Tetris

3. As Americans, we enjoy the freedoms we have, and sandbox games allow us to indulge our desires to create any world we wish. Games like Minecraft and Garry’s Mod give players the freedom to create anything they want. This was actually tied with 4th and fifth place, with 8 percent of the votes. Even if a certain feature is not in the game itself, there are player-made modifications that can be downloaded and added to the experience. If one wishes to create anything they can imagine, than sandbox games are the place for them.

 

minecraft

2. Coming in second with 19 percent of the votes, we have first-person shooters. These games all use a similar type of game play, where players get a gun, and you shoot enemies to complete missions. There are various themes, such as futuristic themes such as Warframe, and Halo; there are also more modern ones such as Modern Warfare, and Black Ops. Some are realistic, and some are more fantasy. If you have the desire to be a soldier, but you don’t want to leave the comfort of your home, first-person shooter games are for you.

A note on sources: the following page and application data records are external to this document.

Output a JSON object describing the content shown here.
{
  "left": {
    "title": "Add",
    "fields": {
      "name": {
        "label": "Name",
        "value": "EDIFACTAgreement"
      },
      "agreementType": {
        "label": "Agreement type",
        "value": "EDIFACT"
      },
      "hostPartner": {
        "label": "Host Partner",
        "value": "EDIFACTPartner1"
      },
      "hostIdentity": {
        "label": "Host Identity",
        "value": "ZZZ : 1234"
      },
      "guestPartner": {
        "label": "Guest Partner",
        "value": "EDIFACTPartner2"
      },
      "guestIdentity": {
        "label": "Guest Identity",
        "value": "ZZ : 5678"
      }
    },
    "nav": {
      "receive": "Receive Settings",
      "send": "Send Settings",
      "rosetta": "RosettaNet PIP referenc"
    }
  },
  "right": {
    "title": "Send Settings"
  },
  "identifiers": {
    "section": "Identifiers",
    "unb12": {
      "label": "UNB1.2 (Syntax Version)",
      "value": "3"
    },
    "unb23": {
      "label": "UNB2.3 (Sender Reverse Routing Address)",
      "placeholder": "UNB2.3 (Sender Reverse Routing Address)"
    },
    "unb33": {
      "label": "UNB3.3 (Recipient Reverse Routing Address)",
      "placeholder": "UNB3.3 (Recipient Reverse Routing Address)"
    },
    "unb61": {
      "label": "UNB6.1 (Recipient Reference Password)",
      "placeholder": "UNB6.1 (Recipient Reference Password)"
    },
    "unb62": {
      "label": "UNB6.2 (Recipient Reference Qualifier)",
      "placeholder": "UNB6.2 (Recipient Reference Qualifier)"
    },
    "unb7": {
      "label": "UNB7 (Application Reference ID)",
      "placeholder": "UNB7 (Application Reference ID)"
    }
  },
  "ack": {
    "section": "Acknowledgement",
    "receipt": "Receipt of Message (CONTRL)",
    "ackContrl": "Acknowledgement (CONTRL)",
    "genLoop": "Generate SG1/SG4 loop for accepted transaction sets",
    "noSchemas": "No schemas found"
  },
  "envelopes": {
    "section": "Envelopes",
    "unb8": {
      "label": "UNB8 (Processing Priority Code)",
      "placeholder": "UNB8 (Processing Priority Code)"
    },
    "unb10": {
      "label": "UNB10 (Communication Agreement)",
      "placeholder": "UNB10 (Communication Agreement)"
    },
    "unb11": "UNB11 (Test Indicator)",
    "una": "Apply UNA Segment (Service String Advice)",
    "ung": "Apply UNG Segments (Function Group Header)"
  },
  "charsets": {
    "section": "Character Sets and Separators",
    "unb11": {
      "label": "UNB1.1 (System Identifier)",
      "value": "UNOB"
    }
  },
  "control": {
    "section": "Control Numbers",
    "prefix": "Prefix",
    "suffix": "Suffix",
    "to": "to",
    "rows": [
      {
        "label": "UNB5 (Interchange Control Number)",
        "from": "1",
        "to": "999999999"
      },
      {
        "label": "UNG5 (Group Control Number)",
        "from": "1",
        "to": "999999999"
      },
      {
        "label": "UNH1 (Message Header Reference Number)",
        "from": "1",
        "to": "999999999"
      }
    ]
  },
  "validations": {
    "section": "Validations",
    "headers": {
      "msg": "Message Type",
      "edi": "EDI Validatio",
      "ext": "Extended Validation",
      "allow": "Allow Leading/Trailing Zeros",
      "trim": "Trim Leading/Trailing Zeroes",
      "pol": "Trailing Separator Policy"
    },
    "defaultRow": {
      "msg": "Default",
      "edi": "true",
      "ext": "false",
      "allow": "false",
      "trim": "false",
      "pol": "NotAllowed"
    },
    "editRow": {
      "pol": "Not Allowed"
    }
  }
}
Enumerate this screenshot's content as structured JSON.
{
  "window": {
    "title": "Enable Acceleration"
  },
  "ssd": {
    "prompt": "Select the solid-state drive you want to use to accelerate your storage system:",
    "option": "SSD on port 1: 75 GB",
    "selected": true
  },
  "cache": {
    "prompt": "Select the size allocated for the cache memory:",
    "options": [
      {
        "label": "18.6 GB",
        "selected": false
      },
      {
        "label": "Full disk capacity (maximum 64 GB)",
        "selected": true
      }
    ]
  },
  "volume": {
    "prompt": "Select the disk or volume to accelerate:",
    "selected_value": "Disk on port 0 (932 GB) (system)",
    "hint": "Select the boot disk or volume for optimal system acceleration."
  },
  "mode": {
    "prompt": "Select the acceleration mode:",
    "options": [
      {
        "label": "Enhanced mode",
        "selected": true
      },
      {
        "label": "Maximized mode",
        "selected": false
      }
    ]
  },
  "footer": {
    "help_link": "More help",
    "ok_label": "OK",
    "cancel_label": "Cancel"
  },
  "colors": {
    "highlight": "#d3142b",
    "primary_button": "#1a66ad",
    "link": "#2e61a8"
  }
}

1. Last, but by no means least, the winner is Role Playing Games, or RPGs, with 35 percent of all the votes. They live up to their names by allowing you to play roles. These games vary immensely, from being a young child using baseball bats, and yoyos, to defend your home, to being a legendary hero wielding swords and magic. The way the combat flows in each one is different, Players can choose certain moves from a menu, or place your soldiers and watch the battle unfold. A large portion of RPGs are story along with gameplay, being as simple as wanting to become a Pokémon Master, to being an angel that falls from the sky and awakens with no wings or a halo. If you want a story along with strategic, laid back gameplay try out an RPG.

For the next Asking ASK, The Catalyst would like to know “What is your favorite app?” This app can be for anything such as Android, IOS, Kindle, or Google Chrome. The only rule is that this app cannot be a game. Send your vote to vmangiacapra@theaskacademy.org, and check back to see if your favorite app makes it into the next column.

Subscribe

Subscribe to our RSS feed and social profiles to receive updates.

One Comment on “Asking ASK: New Column Counts Down Opinions of Scholars”

  1. askmrstephenson Says:

    That is very interesting.

    Mr S

    Reply

Leave a Reply

Please log in using one of these methods to post your comment:

WordPress.com Logo

You are commenting using your WordPress.com account. Log Out / Change )

Twitter picture

You are commenting using your Twitter account. Log Out / Change )

Facebook photo

You are commenting using your Facebook account. Log Out / Change )

Google+ photo

You are commenting using your Google+ account. Log Out / Change )

Connecting to %s

%d bloggers like this: